Set Current Location
A collection of model ships and maritime paintings fills this museum dedicated to the sea. Even the building has a nautical history. The William Scarborough House was built in 1819 for the president of the Savannah Steamship Company, who was responsible for building the SS Savannah, the first steamship to cross the Atlantic Ocean. A model of the Savannah is on display, as is one of a sinking Titanic and many more ships. Be sure to stroll through the beautiful garden that spans 2 acres (0.81 hectares) in area.
Situated in a renovated building that was once home to the City Hotel, Moon River Brewing Company is a restaurant, bar and Savannah's only microbrewery. A varied menu includes quite a few vegetarian options. Imaginative appetizers such as Oysters with Pecan Pesto and Ginger Cured Salmon with Wasabi are worth a try. Fried sweet potato chips are a house specialty. And of course, your server will insist you try one of Moon River's micro-brewed beers with your meal.
River Street runs through the historic district and the riverfront. If you walk down the street you can get to know the different districts while admiring the historical buildings and landmarks. The cobblestone River Street in the riverfront district is also the home of the St. Patrick's Day Parade and the monthly First Saturday Arts and Crafts Festival. This street also provides great shopping stores and restaurants.

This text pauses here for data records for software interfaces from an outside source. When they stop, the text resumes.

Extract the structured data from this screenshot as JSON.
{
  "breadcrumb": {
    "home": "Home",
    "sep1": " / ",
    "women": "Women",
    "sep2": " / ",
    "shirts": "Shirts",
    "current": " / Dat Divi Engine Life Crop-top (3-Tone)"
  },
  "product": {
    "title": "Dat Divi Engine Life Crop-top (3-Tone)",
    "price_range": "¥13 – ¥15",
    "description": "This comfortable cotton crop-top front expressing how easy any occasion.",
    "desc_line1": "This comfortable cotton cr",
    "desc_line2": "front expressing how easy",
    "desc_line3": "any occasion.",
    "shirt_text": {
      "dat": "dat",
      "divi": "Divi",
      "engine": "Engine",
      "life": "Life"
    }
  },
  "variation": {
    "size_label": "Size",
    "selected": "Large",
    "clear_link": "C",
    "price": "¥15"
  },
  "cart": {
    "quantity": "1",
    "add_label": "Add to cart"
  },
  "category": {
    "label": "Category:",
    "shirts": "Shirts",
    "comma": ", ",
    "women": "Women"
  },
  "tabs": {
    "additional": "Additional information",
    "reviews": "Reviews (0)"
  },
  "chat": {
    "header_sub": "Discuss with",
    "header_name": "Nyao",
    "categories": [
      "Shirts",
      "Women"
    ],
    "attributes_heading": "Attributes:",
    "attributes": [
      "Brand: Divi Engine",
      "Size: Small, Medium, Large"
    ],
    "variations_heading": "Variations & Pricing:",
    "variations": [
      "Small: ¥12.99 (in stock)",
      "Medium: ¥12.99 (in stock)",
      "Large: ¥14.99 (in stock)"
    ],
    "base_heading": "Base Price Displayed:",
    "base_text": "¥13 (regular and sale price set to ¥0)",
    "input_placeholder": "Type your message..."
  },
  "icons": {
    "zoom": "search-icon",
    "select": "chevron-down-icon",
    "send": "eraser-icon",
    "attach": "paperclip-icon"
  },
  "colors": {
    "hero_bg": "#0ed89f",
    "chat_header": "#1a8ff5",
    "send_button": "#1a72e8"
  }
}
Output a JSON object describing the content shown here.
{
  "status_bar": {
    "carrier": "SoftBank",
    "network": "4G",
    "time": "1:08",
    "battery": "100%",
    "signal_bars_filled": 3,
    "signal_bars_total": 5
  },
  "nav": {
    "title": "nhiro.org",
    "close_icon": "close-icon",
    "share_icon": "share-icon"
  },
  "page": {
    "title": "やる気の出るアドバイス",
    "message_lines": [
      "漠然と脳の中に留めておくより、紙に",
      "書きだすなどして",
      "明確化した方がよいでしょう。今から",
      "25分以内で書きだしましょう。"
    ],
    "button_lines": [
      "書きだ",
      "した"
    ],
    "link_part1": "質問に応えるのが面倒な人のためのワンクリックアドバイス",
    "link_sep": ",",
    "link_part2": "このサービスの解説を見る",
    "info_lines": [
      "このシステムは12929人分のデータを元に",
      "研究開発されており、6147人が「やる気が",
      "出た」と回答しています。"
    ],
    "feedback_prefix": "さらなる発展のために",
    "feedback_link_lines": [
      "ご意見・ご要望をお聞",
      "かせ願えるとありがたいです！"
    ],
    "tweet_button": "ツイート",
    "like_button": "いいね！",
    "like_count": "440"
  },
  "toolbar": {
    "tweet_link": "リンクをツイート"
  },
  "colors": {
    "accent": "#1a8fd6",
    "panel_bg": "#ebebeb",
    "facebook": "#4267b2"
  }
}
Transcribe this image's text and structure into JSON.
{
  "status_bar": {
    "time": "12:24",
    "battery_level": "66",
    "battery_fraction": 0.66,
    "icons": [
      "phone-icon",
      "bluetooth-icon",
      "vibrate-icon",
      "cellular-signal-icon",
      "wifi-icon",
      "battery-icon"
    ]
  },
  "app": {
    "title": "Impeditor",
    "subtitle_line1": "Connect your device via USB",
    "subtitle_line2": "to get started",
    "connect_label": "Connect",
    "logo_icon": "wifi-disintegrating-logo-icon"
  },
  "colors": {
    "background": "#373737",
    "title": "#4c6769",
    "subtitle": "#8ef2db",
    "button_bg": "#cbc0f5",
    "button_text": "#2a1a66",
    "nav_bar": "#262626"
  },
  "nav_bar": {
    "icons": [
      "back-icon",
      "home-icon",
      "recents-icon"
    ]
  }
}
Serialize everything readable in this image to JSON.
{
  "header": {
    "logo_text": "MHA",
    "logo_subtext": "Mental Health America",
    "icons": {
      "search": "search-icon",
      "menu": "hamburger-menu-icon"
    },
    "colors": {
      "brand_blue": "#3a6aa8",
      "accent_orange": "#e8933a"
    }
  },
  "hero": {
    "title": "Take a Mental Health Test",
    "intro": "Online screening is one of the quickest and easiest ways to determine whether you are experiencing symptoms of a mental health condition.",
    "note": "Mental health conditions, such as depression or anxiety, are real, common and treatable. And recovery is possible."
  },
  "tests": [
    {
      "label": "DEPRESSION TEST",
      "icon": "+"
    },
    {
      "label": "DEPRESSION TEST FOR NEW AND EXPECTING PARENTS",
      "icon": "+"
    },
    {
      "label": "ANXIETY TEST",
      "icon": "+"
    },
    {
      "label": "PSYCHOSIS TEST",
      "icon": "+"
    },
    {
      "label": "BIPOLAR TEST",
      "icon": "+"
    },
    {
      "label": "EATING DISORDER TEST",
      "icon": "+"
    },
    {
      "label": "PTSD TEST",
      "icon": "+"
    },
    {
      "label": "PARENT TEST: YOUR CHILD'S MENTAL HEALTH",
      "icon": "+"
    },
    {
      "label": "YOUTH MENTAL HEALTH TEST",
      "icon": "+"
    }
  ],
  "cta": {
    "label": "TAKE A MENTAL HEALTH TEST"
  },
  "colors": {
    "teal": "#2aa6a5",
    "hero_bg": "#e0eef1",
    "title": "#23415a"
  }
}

Want to see Savannah from a different view? Take a cruise on the Savannah River Queen, a replica 19th century stern-wheel riverboat. Daily one-hour sightseeing cruises are offered from River Street. Lunch, Sunday brunch, and dinner cruises are offered nightly. Some evening cruises have special themes, such as the gospel cruise that features live music, or the murder mystery cruise. The boat is also available for group events. No reservations are needed for the sightseeing cruise.
This stunning home is where the Juliette Low founded the Girl Scouts and held many early Girl Scout meetings and training. Dating to 1821, the house is an interesting blend of Regency architecture and Victorian-style additions. The tour includes a memorial to Julliette Gordon Low and a Girl Scouts museum.
The Savannah History Museum, located in the Savannah Visitor Information Center, offers a taste of the city's rich history. An open atmosphere invites visitors to wander through the varied exhibits in no particular order and at no particular pace. The park bench from the movie Forrest Gump is here, as is a steam locomotive from the Central of Georgia Railroad. Do not miss the exhibit on fashion and history with a display of women's evening gowns from the late 1800s to the 1960s.
Since 1992, Savannah's Telfair Academy of Arts and Sciences has pursued an effort to preserve and completely restore The Owens-Thomas House, circa 1819. The granddaughter of longtime Congressman and Savannah Mayor George Welshman Owens donated the house and its contents to the art museum in 1951. Now, as a gallery of period art and furnishings and classic architecture, The Owens-Thomas House is open for visitors to explore.
Savannah Children’s Museum is located in Tricentennial Park and is the ideal place to bring your kids for a day of education and fun. Entirely outdoors, the museum boasts more than a dozen exhibits that will amuse the little ones, including an exploration maze, sensory garden, and reading nook. Expert educators are always present and in charge of creating the interesting daily programming.
Completed in 1820, this handsome building on Columbia Square is one of the city's finest examples of Federal architecture. Its proposed destruction in 1953 caused such a public outcry that seven local women raised over $20,000 to prevent it. The first, second and third floors of this American Federal-style house has since been restored and has opened as a museum since 1963, featuring artifacts that will educate and enrich visitors’ knowledge of Savannah and its community.
Visit the Cathedral of St. John the Baptist, for it is not only a religious marvel, but also has a rich history behind it. It is a breathtaking experience to see for yourself as the church bathed in white from the outside and as you venture in, you admire the intricacy of the stained glass windows. With its French-Gothic style of columns and minarets, this church is an architectural masterpiece. The atmosphere inside is generally calm and serene, but one can attend the Sunday mass if looking for a great spiritual experience. Also, do not miss the beautiful choir gallery.
Opened in the late 1980s, the Savannah Botanical Garden offers a serene oasis that feels far away from the hustle and bustle of downtown Savannah. The grounds include gorgeously curated formal gardens, as well as more natural arrangements that focus on the local flora of the area. Visitors can wander the parks trails, check out an archaeology site, and peek into the windows of the 19th-Century Reinhard House that sits to one side of the gardens. Other highlights include the bog garden, David Austin English rose garden, and the magical fern garden.
Wormsloe Plantation is worth a visit if only to see the welcoming mile-long driveway lined with huge live oak trees. Located approximately 10 miles (16 miles) southeast of downtown Savannah, the plantation was established in 1737 by Noble Jones, one of the first British colonists who arrived in Georgia with General James E. Oglethorpe. A plantation house built in 1828 stands at the site, as does the remains of the original house built by Noble. A museum displays artifacts.